[Page and application data records]
==============================

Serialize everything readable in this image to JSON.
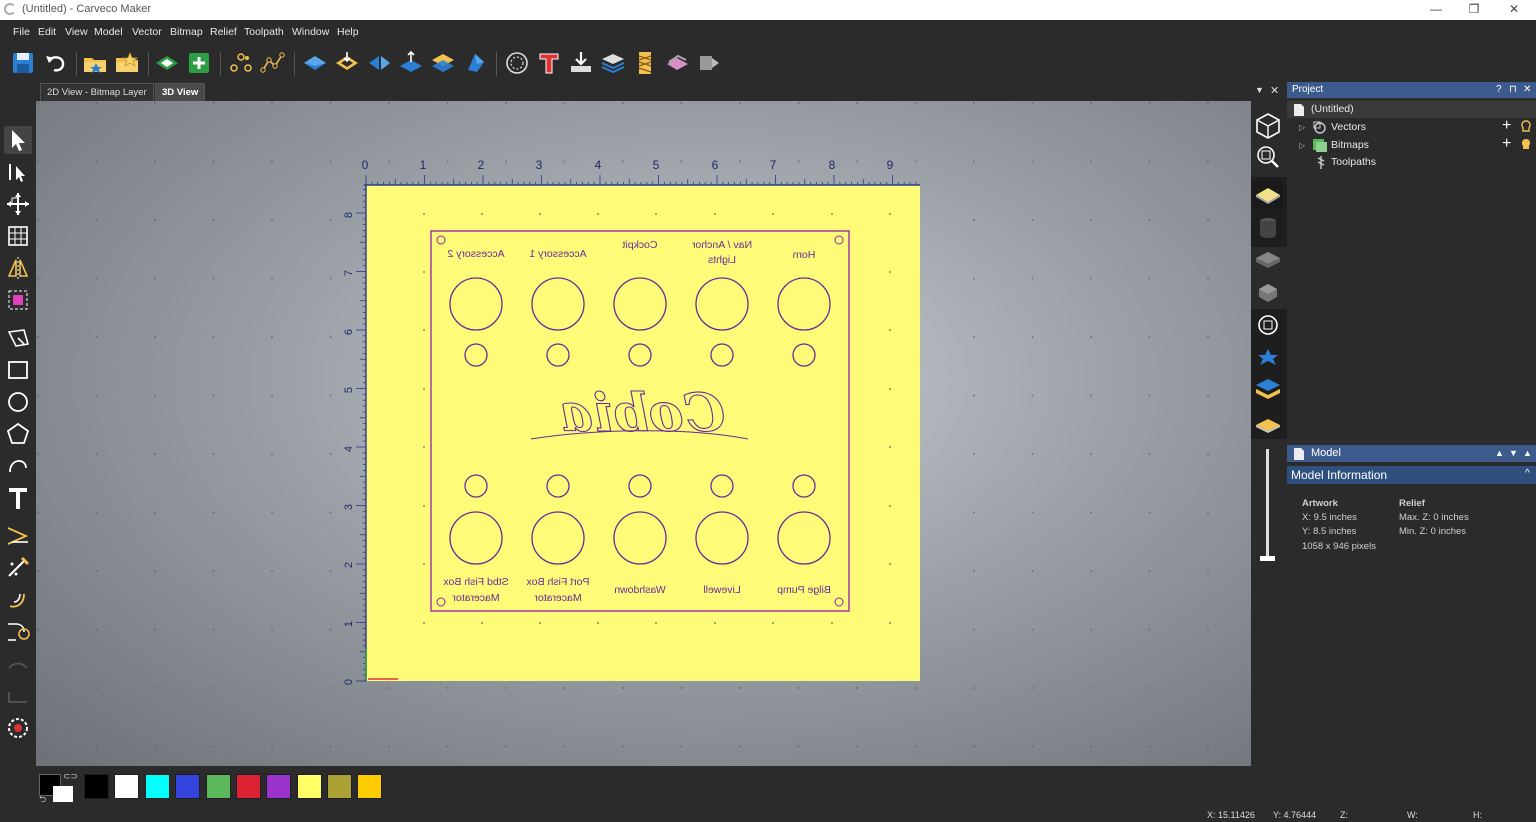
{
  "window": {
    "title": "(Untitled) - Carveco Maker",
    "minimize": "—",
    "maximize": "❐",
    "close": "✕"
  },
  "menu": [
    "File",
    "Edit",
    "View",
    "Model",
    "Vector",
    "Bitmap",
    "Relief",
    "Toolpath",
    "Window",
    "Help"
  ],
  "tabs": [
    "2D View - Bitmap Layer",
    "3D View"
  ],
  "active_tab": "3D View",
  "viewport": {
    "ruler_x": [
      "0",
      "1",
      "2",
      "3",
      "4",
      "5",
      "6",
      "7",
      "8",
      "9"
    ],
    "ruler_y": [
      "0",
      "1",
      "2",
      "3",
      "4",
      "5",
      "6",
      "7",
      "8"
    ],
    "top_labels": [
      "Horn",
      "Nav / Anchor",
      "Lights",
      "Cockpit",
      "Accessory 1",
      "Accessory 2"
    ],
    "bottom_labels": [
      "Bilge Pump",
      "Livewell",
      "Washdown",
      "Port Fish Box",
      "Macerator",
      "Stbd Fish Box",
      "Macerator"
    ],
    "logo_text": "Cobia"
  },
  "project": {
    "header": "Project",
    "help": "?",
    "pin": "⊓",
    "close": "✕",
    "root": "(Untitled)",
    "items": [
      "Vectors",
      "Bitmaps",
      "Toolpaths"
    ]
  },
  "model": {
    "header": "Model",
    "section": "Model Information",
    "artwork_title": "Artwork",
    "artwork_x": "X: 9.5 inches",
    "artwork_y": "Y: 8.5 inches",
    "artwork_px": "1058 x 946 pixels",
    "relief_title": "Relief",
    "relief_max": "Max. Z: 0 inches",
    "relief_min": "Min. Z: 0 inches"
  },
  "palette": [
    "#000000",
    "#ffffff",
    "#00ffff",
    "#3344dd",
    "#5cb85c",
    "#dd2233",
    "#9933cc",
    "#ffff66",
    "#aaa033",
    "#ffcc00"
  ],
  "status": {
    "x": "X: 15.11426",
    "y": "Y: 4.76444",
    "z": "Z:",
    "w": "W:",
    "h": "H:"
  }
}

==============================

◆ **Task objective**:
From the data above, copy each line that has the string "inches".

◆ **Result for this exercise**:
    "artwork_x": "X: 9.5 inches",
    "artwork_y": "Y: 8.5 inches",
    "relief_max": "Max. Z: 0 inches",
    "relief_min": "Min. Z: 0 inches"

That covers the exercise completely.